**** Excerpted data

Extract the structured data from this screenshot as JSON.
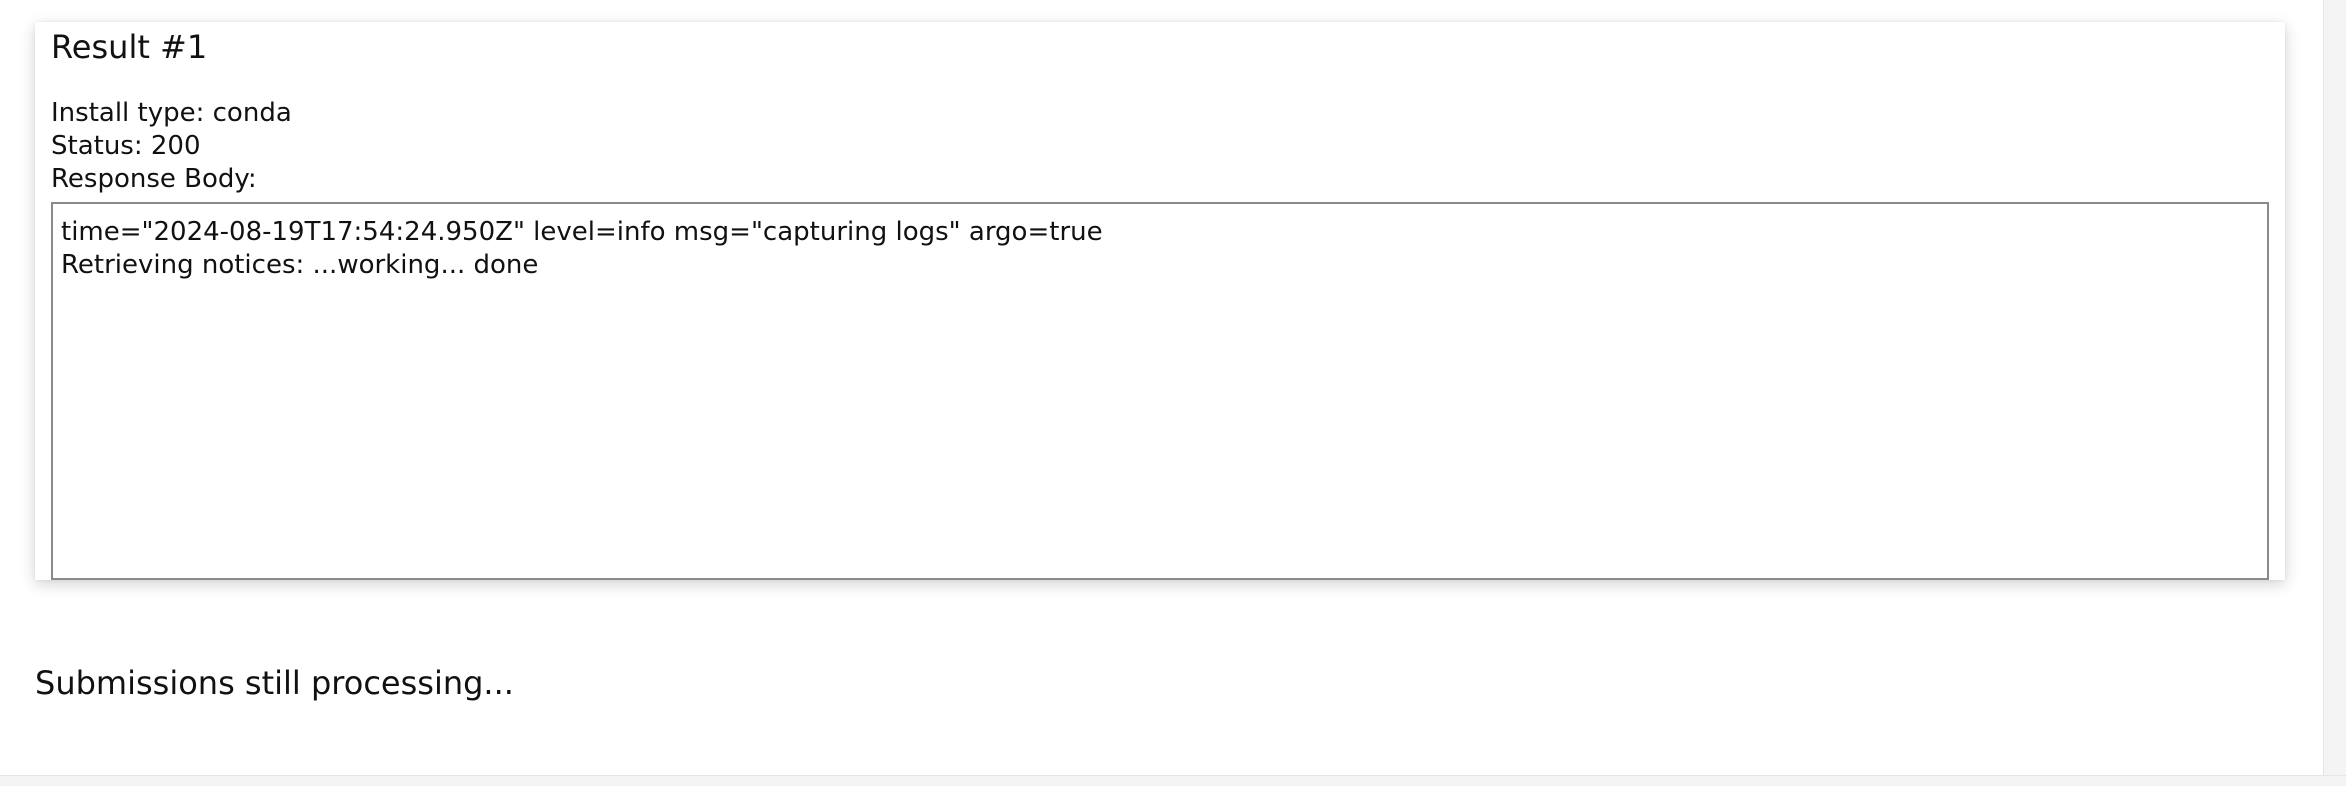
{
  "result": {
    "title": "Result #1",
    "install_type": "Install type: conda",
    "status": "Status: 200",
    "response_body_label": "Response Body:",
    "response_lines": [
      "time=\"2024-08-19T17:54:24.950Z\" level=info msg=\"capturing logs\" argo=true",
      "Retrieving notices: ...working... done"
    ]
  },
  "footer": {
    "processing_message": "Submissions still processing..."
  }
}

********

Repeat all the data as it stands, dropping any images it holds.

Result →
Extract the structured data from this screenshot as JSON.
{
  "result": {
    "title": "Result #1",
    "install_type": "Install type: conda",
    "status": "Status: 200",
    "response_body_label": "Response Body:",
    "response_lines": [
      "time=\"2024-08-19T17:54:24.950Z\" level=info msg=\"capturing logs\" argo=true",
      "Retrieving notices: ...working... done"
    ]
  },
  "footer": {
    "processing_message": "Submissions still processing..."
  }
}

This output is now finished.